§ Aim of the task:
Where does the word "yyyy" occur in the material? Copy each line that has it.

§ Data to process:

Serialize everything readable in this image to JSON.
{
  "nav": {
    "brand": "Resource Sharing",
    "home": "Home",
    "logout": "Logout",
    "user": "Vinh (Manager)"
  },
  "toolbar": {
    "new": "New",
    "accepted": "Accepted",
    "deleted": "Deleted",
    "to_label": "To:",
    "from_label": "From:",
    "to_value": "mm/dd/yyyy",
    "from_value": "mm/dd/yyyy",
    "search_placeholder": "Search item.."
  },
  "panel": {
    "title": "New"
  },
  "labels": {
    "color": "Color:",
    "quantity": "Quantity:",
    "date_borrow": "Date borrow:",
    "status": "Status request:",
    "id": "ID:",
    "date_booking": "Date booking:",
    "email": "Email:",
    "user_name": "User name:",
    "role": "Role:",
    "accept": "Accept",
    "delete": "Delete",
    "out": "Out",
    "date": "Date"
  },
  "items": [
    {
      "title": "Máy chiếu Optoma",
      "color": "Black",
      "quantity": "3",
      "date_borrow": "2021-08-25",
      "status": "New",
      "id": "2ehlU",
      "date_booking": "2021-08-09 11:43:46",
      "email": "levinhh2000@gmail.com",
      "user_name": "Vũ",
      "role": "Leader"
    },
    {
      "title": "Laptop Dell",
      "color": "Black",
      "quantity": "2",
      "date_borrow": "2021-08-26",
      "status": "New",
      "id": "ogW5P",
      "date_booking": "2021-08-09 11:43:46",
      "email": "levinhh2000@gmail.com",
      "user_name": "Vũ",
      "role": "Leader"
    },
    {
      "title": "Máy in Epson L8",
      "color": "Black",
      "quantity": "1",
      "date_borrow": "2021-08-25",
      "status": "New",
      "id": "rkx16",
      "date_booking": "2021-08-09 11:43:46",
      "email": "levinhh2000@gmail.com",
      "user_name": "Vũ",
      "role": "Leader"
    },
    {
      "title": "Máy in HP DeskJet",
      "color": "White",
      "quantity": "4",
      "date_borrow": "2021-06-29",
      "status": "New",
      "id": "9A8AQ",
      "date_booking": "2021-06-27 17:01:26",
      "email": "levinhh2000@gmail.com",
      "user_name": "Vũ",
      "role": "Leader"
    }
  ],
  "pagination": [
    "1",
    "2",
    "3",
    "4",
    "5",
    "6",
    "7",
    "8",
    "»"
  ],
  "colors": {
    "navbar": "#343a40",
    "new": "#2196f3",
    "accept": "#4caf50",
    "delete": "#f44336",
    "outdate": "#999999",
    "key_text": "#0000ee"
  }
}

§ Solved exercise:
    "to_value": "mm/dd/yyyy",
    "from_value": "mm/dd/yyyy",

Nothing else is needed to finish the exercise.